■ RECORD EXTRACTS

►

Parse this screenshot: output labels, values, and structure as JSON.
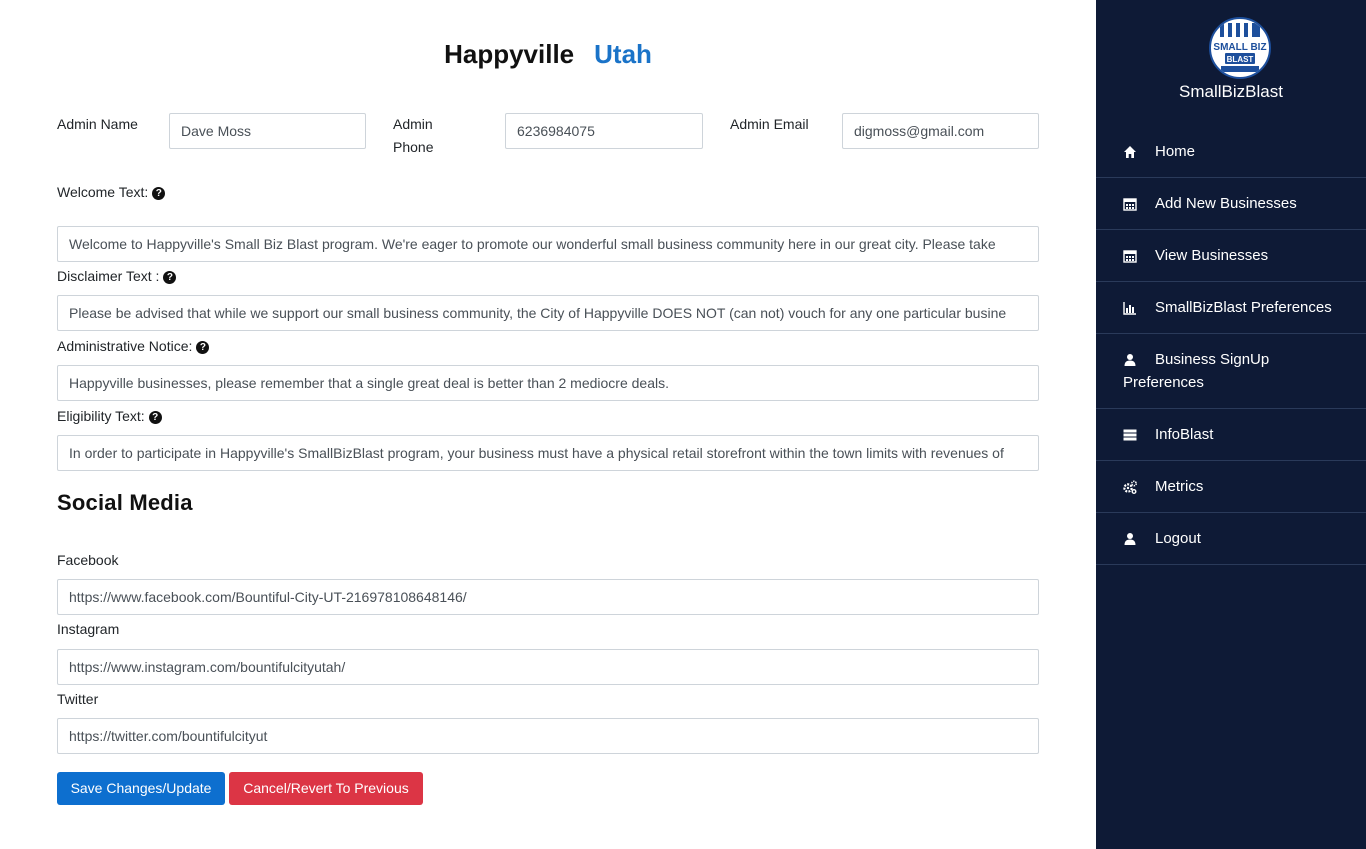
{
  "header": {
    "city": "Happyville",
    "state": "Utah"
  },
  "admin": {
    "name_label": "Admin Name",
    "name_value": "Dave Moss",
    "phone_label_1": "Admin",
    "phone_label_2": "Phone",
    "phone_value": "6236984075",
    "email_label": "Admin Email",
    "email_value": "digmoss@gmail.com"
  },
  "texts": {
    "welcome_label": "Welcome Text:",
    "welcome_value": "Welcome to Happyville's Small Biz Blast program.  We're eager to promote our wonderful small business community here in our great city.  Please take",
    "disclaimer_label": "Disclaimer Text :",
    "disclaimer_value": "Please be advised that while we support our small business community, the City of Happyville DOES NOT (can not) vouch for any one particular busine",
    "notice_label": "Administrative Notice:",
    "notice_value": "Happyville businesses, please remember that a single great deal is better than 2 mediocre deals.",
    "eligibility_label": "Eligibility Text:",
    "eligibility_value": "In order to participate in Happyville's SmallBizBlast program, your business must have a physical retail storefront within the town limits with revenues of"
  },
  "social": {
    "title": "Social Media",
    "facebook_label": "Facebook",
    "facebook_value": "https://www.facebook.com/Bountiful-City-UT-216978108648146/",
    "instagram_label": "Instagram",
    "instagram_value": "https://www.instagram.com/bountifulcityutah/",
    "twitter_label": "Twitter",
    "twitter_value": "https://twitter.com/bountifulcityut"
  },
  "actions": {
    "save_label": "Save Changes/Update",
    "cancel_label": "Cancel/Revert To Previous"
  },
  "sidebar": {
    "logo_line1": "SMALL BIZ",
    "logo_line2": "BLAST",
    "brand": "SmallBizBlast",
    "items": [
      {
        "label": "Home",
        "icon": "home-icon"
      },
      {
        "label": "Add New Businesses",
        "icon": "calendar-icon"
      },
      {
        "label": "View Businesses",
        "icon": "calendar-icon"
      },
      {
        "label": "SmallBizBlast Preferences",
        "icon": "bar-chart-icon"
      },
      {
        "label_line1": "Business SignUp",
        "label_line2": "Preferences",
        "icon": "user-icon"
      },
      {
        "label": "InfoBlast",
        "icon": "server-icon"
      },
      {
        "label": "Metrics",
        "icon": "gears-icon"
      },
      {
        "label": "Logout",
        "icon": "user-icon"
      }
    ]
  },
  "colors": {
    "sidebar_bg": "#0e1a36",
    "accent_blue": "#1a73c8",
    "save_button": "#0d6fcf",
    "cancel_button": "#dc3545"
  }
}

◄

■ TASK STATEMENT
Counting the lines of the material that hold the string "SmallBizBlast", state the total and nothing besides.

■ THE COMPLETED TASK
3